It’s an excellent point, and highlights some of the limitations of traditional co-ops: a co-op can easily become its own interest-group within a wider society, and engage in rent-seeking in the political sphere just as much as a traditionally owned company can. A co-op might even (gasp) engage in Ruthless Business Practices at the expense of its neighbors. Here, as with democracy itself, a particular economic or political structure does not solve every problem with human nature and human society. If you thought it would, check your assumptions, kid. You can’t program in solidarity with the right kind of business plan, or the right kind of constitution. And the good that is represented by the democratically-run co-op, if it were absolutized, preclude other kinds of goods, such as those represented by a benevolently run traditionally-owned factory. Democracy is a good: but so too is hierarchy, as David Koyzis highlights in this review (from Commentary, Cardus.ca’s mag) of Up With Authority, by Victor Lee Austin. A review which makes me want to not just buy the book, but take the F train to St. Thomas and stalk the priest who wrote the thing. You know, stalk in a nice way, though. Stalk as in bring cookies to.
But– again as usual– just because we can’t engineer a perfect world via employee ownership (or hierarchical structures, for that matter), doesn’t mean that good business plans and good constitutions or traditions of community organizing aren’t, in fact, good.
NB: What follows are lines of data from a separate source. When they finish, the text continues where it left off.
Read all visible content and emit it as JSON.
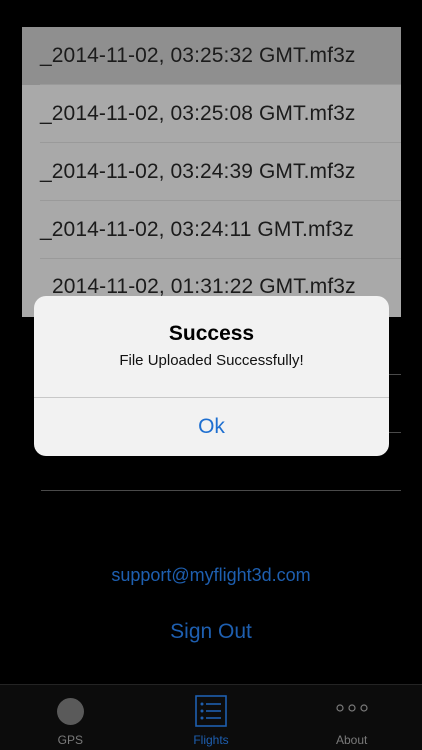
{
  "file_list": {
    "items": [
      {
        "label": "_2014-11-02, 03:25:32 GMT.mf3z"
      },
      {
        "label": "_2014-11-02, 03:25:08 GMT.mf3z"
      },
      {
        "label": "_2014-11-02, 03:24:39 GMT.mf3z"
      },
      {
        "label": "_2014-11-02, 03:24:11 GMT.mf3z"
      },
      {
        "label": "2014-11-02, 01:31:22 GMT.mf3z"
      }
    ]
  },
  "links": {
    "support": "support@myflight3d.com",
    "sign_out": "Sign Out"
  },
  "tabs": [
    {
      "label": "GPS",
      "icon": "gps-circle-icon"
    },
    {
      "label": "Flights",
      "icon": "list-icon",
      "active": true
    },
    {
      "label": "About",
      "icon": "more-dots-icon"
    }
  ],
  "alert": {
    "title": "Success",
    "message": "File Uploaded Successfully!",
    "ok_label": "Ok"
  },
  "colors": {
    "accent": "#1e5fb0",
    "alert_button": "#1e6fd0",
    "list_bg": "#a9a9a9"
  }
}
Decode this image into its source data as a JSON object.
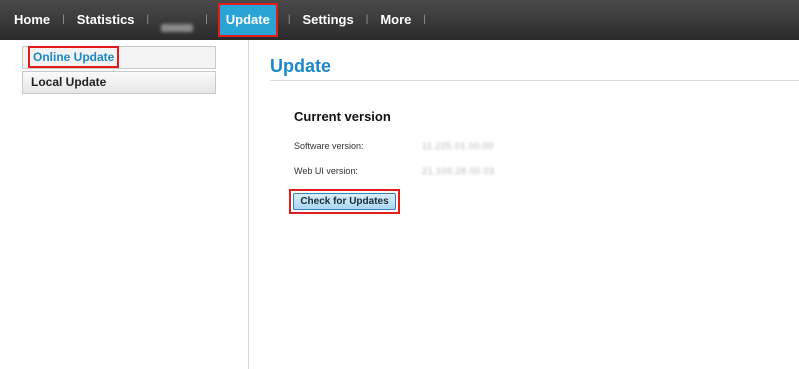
{
  "nav": {
    "items": [
      {
        "label": "Home"
      },
      {
        "label": "Statistics"
      },
      {
        "label": ""
      },
      {
        "label": "Update"
      },
      {
        "label": "Settings"
      },
      {
        "label": "More"
      }
    ],
    "active": "Update",
    "colors": {
      "bar": "#333333",
      "active_bg": "#2aa3d6",
      "highlight": "#e21b1b"
    }
  },
  "sidebar": {
    "items": [
      {
        "label": "Online Update"
      },
      {
        "label": "Local Update"
      }
    ],
    "selected": "Online Update"
  },
  "main": {
    "title": "Update",
    "section_title": "Current version",
    "software_version_label": "Software version:",
    "software_version_value": "11.225.01.00.00",
    "webui_version_label": "Web UI version:",
    "webui_version_value": "21.100.28.00.03",
    "check_button_label": "Check for Updates",
    "accent_color": "#1a88c9"
  }
}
And, in fact, worth pursuing, rather than pursuing bad ones, say. And that’s the work that Gar Alperovitz has been highlighting throughout his career.
Check out the interview, and don’t let the perfect be the enemy of the good. After all, if we believed we COULD knock together a utopia on a weekend with the correct model of employee ownership, we would be sorely tempted to worship ESOPs, which aren’t even shiny, like your average golden calf. And that wouldn’t go well, as idolatry generally doesn’t.